This is part of a series of automation projects we’ve implemented for our buy-and-hold real estate business. This post will show you how we’ve automated our delinquency report and follow up with delinquent tenants.
We have a bunch of mobile home and land properties that serve the lower-income demographic who consistently live paycheck-to-paycheck. As we’ve accumulated more and more properties, the tasks of following up with delinquent tenants, setting and managing payment plans, and handling the whole process of filing evictions through eventually having the sheriff involved (if necessary) to escort the tenant out became too much for me to do. So I outsourced it to a couple people on my team.
This was better (for me!), but it’s still a tough task. We use Appfolio as our property management software, and it has a delinquency report that is fairly customizable. It’s good about showing all tenants who owe more than $x amount, but I wanted to see a report of everyone we’re evicting, those recommended for eviction, and those who are delinquent but not yet recommended for eviction.
With some custom automation, we have a script that does just this. It runs three mornings per week and posts three lists like I previously mentioned into Slack (our hub for team communication). It also includes any tags (like information on a payment plan), as well as a link to their Appfolio tenant page.
Here’s a quick sample of what it looks like:

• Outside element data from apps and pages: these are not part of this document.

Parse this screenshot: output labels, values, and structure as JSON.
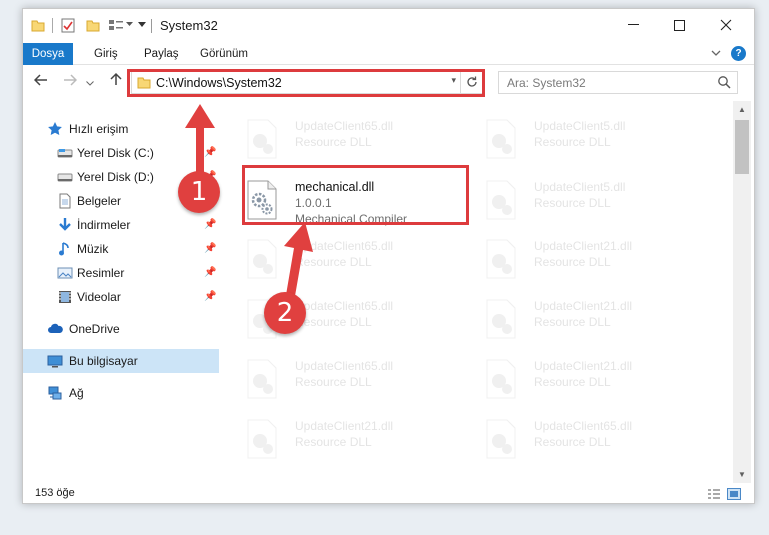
{
  "window": {
    "title": "System32"
  },
  "ribbon": {
    "tabs": [
      "Dosya",
      "Giriş",
      "Paylaş",
      "Görünüm"
    ]
  },
  "address_bar": {
    "path": "C:\\Windows\\System32"
  },
  "search": {
    "placeholder": "Ara: System32"
  },
  "sidebar": {
    "items": [
      {
        "label": "Hızlı erişim",
        "icon": "star-icon"
      },
      {
        "label": "Yerel Disk (C:)",
        "icon": "drive-icon",
        "pinned": true
      },
      {
        "label": "Yerel Disk (D:)",
        "icon": "drive-icon",
        "pinned": true
      },
      {
        "label": "Belgeler",
        "icon": "documents-icon",
        "pinned": true
      },
      {
        "label": "İndirmeler",
        "icon": "download-icon",
        "pinned": true
      },
      {
        "label": "Müzik",
        "icon": "music-icon",
        "pinned": true
      },
      {
        "label": "Resimler",
        "icon": "pictures-icon",
        "pinned": true
      },
      {
        "label": "Videolar",
        "icon": "videos-icon",
        "pinned": true
      },
      {
        "label": "OneDrive",
        "icon": "cloud-icon"
      },
      {
        "label": "Bu bilgisayar",
        "icon": "computer-icon",
        "selected": true
      },
      {
        "label": "Ağ",
        "icon": "network-icon"
      }
    ]
  },
  "files": {
    "highlighted": {
      "name": "mechanical.dll",
      "version": "1.0.0.1",
      "description": "Mechanical Compiler"
    },
    "faded": [
      {
        "name": "UpdateClient65.dll",
        "sub": "Resource DLL"
      },
      {
        "name": "UpdateClient5.dll",
        "sub": "Resource DLL"
      },
      {
        "name": "UpdateClient5.dll",
        "sub": "Resource DLL"
      },
      {
        "name": "UpdateClient65.dll",
        "sub": "Resource DLL"
      },
      {
        "name": "UpdateClient21.dll",
        "sub": "Resource DLL"
      },
      {
        "name": "UpdateClient65.dll",
        "sub": "Resource DLL"
      },
      {
        "name": "UpdateClient21.dll",
        "sub": "Resource DLL"
      },
      {
        "name": "UpdateClient65.dll",
        "sub": "Resource DLL"
      },
      {
        "name": "UpdateClient21.dll",
        "sub": "Resource DLL"
      },
      {
        "name": "UpdateClient21.dll",
        "sub": "Resource DLL"
      },
      {
        "name": "UpdateClient65.dll",
        "sub": "Resource DLL"
      }
    ]
  },
  "status": {
    "item_count": "153 öğe"
  },
  "annotations": {
    "step1": "1",
    "step2": "2",
    "color": "#dd3b3d"
  }
}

- John Red (101 Main St) owes $750 (1.5x monthly rent); last payment $500 on 10/1/17; promised to pay $300 every 2 weeks beginning 1/1/2018; link to tenant page
Recommend for Eviction:
- William Orange (102 Main St) owes $700 (1.4x monthly rent); last payment $500 on 10/5/17; hasn’t responded to texts or emails; link to tenant page
Delinquent but not yet Evicting:
- Susan Yellow (103 Main St) owes $250 (0.5x monthly rent); last payment $250 on 12/1/17; link to tenant page
The “x monthly rent” number above is the tenant’s balance owed divided by his monthly rent. Our rents vary from $150 per month for lot renters (own their own home but are renting the land from us) up to $1,000. By seeing the number of months late instead of just balance owed, you can identify your problem tenants more quickly. For example, a lot renter who pays $150 per month but owes $450 is generally in a more problematic situation than the tenant who pays $1,000 per month but owes $500.
The script as we have it set up looks at the number of months late, day of the month that the script ran, last payment amount and date, and whether or not we have a button checked that we’re evicting a tenant.
Related: What to Do When Your Tenant Drives Through the Living Room
Contacting Delinquent Tenants
It’s important to persistently contact delinquent tenants to remind them that rent is due and that an eviction is in progress or upcoming. Several reminders per month spread out over emails and text messages have led to more tenants contacting us to schedule payment plans leading to fewer tenants leaving or evicted.
Here’s an outline of our automation:
- Appfolio is configured to send out reminder emails a couple times per month.
- We have up to two text messages sent out when late fees begin and when the eviction is upcoming based on the day of the month and amount owed asking the tenants to contact us to schedule a payment plan.
- We send out a text message when the tenant’s name appears on the recommend for eviction list (sent at most once per month) reminding them to contact us before we begin the eviction.
In the meantime, we’re also contacting manually anybody who hasn’t responded to our messages.
- We send out a text message when a tenant bounces a payment (and lock out their online Appfolio account until they discuss the situation with us).
- We lock out their online Appfolio account automatically when they’re a few days away from their eviction court date so that any payments made must be in certified funds.
- We also send tenants a text message near their court date offering cash for keys (we give them money in exchange for them leaving the home in good condition).
I hope this gives you some good ideas to improve your delinquency. Please don’t feel like you need Appfolio or Slack to do this. Reach out to me if you’d like assistance in getting this set up.
What steps have you taken to automate your tenant management?